Find the word "icon" in the records below. List each line containing it.
** DATA EXTRACTS follows **
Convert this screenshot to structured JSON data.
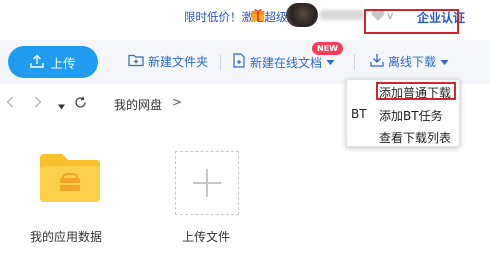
{
  "header": {
    "promo_text": "限时低价！激活超级会员",
    "enterprise_label": "企业认证",
    "gift_icon": "gift-icon",
    "vip_icon": "heart-vip-icon"
  },
  "toolbar": {
    "upload_label": "上传",
    "new_folder_label": "新建文件夹",
    "new_online_doc_label": "新建在线文档",
    "new_badge": "NEW",
    "offline_download_label": "离线下载"
  },
  "dropdown": {
    "items": [
      {
        "label": "添加普通下载",
        "prefix": ""
      },
      {
        "label": "添加BT任务",
        "prefix": "BT"
      },
      {
        "label": "查看下载列表",
        "prefix": ""
      }
    ]
  },
  "nav": {
    "breadcrumb": "我的网盘",
    "separator": ">"
  },
  "files": [
    {
      "name": "我的应用数据",
      "type": "folder"
    },
    {
      "name": "上传文件",
      "type": "upload"
    }
  ],
  "colors": {
    "accent": "#1f9bf0",
    "link": "#2c6cc6",
    "highlight": "#d0262d",
    "folder": "#fcd04a"
  }
}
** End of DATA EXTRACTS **
» **EXPECTED ANSWER**
    "gift_icon": "gift-icon",
    "vip_icon": "heart-vip-icon"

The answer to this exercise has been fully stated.